◆ SOURCE MATERIAL:

=-=-=-=-=

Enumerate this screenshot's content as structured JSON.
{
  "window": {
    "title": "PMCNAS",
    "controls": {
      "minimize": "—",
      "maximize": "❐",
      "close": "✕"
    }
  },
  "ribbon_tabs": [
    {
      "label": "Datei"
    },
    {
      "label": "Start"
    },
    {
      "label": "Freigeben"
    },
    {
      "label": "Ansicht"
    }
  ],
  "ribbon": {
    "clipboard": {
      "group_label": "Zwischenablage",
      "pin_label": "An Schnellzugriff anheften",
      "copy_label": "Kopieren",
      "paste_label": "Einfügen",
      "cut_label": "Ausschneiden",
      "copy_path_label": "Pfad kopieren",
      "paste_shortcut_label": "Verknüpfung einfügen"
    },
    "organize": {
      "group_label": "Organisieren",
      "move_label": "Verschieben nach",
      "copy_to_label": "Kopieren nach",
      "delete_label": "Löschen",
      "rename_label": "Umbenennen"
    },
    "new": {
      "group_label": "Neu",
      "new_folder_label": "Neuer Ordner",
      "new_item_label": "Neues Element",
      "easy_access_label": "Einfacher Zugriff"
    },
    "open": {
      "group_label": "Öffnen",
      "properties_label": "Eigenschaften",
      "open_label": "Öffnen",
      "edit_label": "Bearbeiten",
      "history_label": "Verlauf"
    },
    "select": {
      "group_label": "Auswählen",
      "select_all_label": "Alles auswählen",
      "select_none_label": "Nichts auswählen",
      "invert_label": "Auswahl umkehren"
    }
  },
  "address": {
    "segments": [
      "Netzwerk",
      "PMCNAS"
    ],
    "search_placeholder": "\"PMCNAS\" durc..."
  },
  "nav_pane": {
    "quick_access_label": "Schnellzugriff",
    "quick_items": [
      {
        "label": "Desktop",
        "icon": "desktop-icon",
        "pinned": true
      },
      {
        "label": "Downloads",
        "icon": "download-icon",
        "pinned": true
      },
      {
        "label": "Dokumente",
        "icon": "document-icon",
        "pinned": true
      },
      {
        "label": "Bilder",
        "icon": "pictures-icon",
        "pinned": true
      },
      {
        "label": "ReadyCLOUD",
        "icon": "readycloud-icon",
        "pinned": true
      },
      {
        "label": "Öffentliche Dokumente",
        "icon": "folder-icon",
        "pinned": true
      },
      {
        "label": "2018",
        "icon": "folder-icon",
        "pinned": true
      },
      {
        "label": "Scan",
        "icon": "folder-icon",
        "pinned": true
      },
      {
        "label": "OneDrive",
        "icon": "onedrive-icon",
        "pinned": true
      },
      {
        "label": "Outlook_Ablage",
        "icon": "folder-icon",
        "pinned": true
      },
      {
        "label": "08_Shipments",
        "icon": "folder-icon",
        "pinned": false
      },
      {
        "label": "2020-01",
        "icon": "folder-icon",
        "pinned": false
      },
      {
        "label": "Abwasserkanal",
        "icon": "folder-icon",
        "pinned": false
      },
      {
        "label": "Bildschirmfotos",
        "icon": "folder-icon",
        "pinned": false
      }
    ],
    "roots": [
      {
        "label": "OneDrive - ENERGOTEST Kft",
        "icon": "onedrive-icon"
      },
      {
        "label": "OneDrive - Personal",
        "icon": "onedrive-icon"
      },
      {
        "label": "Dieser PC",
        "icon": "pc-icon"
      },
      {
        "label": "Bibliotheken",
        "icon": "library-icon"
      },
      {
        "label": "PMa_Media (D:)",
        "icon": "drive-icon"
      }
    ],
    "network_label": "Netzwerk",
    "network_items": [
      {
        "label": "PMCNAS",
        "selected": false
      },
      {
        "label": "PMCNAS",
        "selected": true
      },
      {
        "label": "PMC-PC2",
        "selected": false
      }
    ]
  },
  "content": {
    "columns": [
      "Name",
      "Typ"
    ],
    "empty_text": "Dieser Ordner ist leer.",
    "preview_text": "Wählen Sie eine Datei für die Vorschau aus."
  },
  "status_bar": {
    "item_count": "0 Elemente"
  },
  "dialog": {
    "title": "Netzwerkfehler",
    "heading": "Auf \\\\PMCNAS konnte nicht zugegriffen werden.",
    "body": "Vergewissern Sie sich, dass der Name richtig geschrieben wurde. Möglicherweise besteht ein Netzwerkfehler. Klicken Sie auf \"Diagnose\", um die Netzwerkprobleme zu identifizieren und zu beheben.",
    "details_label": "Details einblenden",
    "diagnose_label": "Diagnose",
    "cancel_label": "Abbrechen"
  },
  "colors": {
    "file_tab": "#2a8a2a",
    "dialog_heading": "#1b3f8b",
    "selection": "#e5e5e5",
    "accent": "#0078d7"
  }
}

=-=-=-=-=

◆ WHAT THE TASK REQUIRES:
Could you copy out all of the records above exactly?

◆ WRITTEN SOLUTION:
Enumerate this screenshot's content as structured JSON.
{
  "window": {
    "title": "PMCNAS",
    "controls": {
      "minimize": "—",
      "maximize": "❐",
      "close": "✕"
    }
  },
  "ribbon_tabs": [
    {
      "label": "Datei"
    },
    {
      "label": "Start"
    },
    {
      "label": "Freigeben"
    },
    {
      "label": "Ansicht"
    }
  ],
  "ribbon": {
    "clipboard": {
      "group_label": "Zwischenablage",
      "pin_label": "An Schnellzugriff anheften",
      "copy_label": "Kopieren",
      "paste_label": "Einfügen",
      "cut_label": "Ausschneiden",
      "copy_path_label": "Pfad kopieren",
      "paste_shortcut_label": "Verknüpfung einfügen"
    },
    "organize": {
      "group_label": "Organisieren",
      "move_label": "Verschieben nach",
      "copy_to_label": "Kopieren nach",
      "delete_label": "Löschen",
      "rename_label": "Umbenennen"
    },
    "new": {
      "group_label": "Neu",
      "new_folder_label": "Neuer Ordner",
      "new_item_label": "Neues Element",
      "easy_access_label": "Einfacher Zugriff"
    },
    "open": {
      "group_label": "Öffnen",
      "properties_label": "Eigenschaften",
      "open_label": "Öffnen",
      "edit_label": "Bearbeiten",
      "history_label": "Verlauf"
    },
    "select": {
      "group_label": "Auswählen",
      "select_all_label": "Alles auswählen",
      "select_none_label": "Nichts auswählen",
      "invert_label": "Auswahl umkehren"
    }
  },
  "address": {
    "segments": [
      "Netzwerk",
      "PMCNAS"
    ],
    "search_placeholder": "\"PMCNAS\" durc..."
  },
  "nav_pane": {
    "quick_access_label": "Schnellzugriff",
    "quick_items": [
      {
        "label": "Desktop",
        "icon": "desktop-icon",
        "pinned": true
      },
      {
        "label": "Downloads",
        "icon": "download-icon",
        "pinned": true
      },
      {
        "label": "Dokumente",
        "icon": "document-icon",
        "pinned": true
      },
      {
        "label": "Bilder",
        "icon": "pictures-icon",
        "pinned": true
      },
      {
        "label": "ReadyCLOUD",
        "icon": "readycloud-icon",
        "pinned": true
      },
      {
        "label": "Öffentliche Dokumente",
        "icon": "folder-icon",
        "pinned": true
      },
      {
        "label": "2018",
        "icon": "folder-icon",
        "pinned": true
      },
      {
        "label": "Scan",
        "icon": "folder-icon",
        "pinned": true
      },
      {
        "label": "OneDrive",
        "icon": "onedrive-icon",
        "pinned": true
      },
      {
        "label": "Outlook_Ablage",
        "icon": "folder-icon",
        "pinned": true
      },
      {
        "label": "08_Shipments",
        "icon": "folder-icon",
        "pinned": false
      },
      {
        "label": "2020-01",
        "icon": "folder-icon",
        "pinned": false
      },
      {
        "label": "Abwasserkanal",
        "icon": "folder-icon",
        "pinned": false
      },
      {
        "label": "Bildschirmfotos",
        "icon": "folder-icon",
        "pinned": false
      }
    ],
    "roots": [
      {
        "label": "OneDrive - ENERGOTEST Kft",
        "icon": "onedrive-icon"
      },
      {
        "label": "OneDrive - Personal",
        "icon": "onedrive-icon"
      },
      {
        "label": "Dieser PC",
        "icon": "pc-icon"
      },
      {
        "label": "Bibliotheken",
        "icon": "library-icon"
      },
      {
        "label": "PMa_Media (D:)",
        "icon": "drive-icon"
      }
    ],
    "network_label": "Netzwerk",
    "network_items": [
      {
        "label": "PMCNAS",
        "selected": false
      },
      {
        "label": "PMCNAS",
        "selected": true
      },
      {
        "label": "PMC-PC2",
        "selected": false
      }
    ]
  },
  "content": {
    "columns": [
      "Name",
      "Typ"
    ],
    "empty_text": "Dieser Ordner ist leer.",
    "preview_text": "Wählen Sie eine Datei für die Vorschau aus."
  },
  "status_bar": {
    "item_count": "0 Elemente"
  },
  "dialog": {
    "title": "Netzwerkfehler",
    "heading": "Auf \\\\PMCNAS konnte nicht zugegriffen werden.",
    "body": "Vergewissern Sie sich, dass der Name richtig geschrieben wurde. Möglicherweise besteht ein Netzwerkfehler. Klicken Sie auf \"Diagnose\", um die Netzwerkprobleme zu identifizieren und zu beheben.",
    "details_label": "Details einblenden",
    "diagnose_label": "Diagnose",
    "cancel_label": "Abbrechen"
  },
  "colors": {
    "file_tab": "#2a8a2a",
    "dialog_heading": "#1b3f8b",
    "selection": "#e5e5e5",
    "accent": "#0078d7"
  }
}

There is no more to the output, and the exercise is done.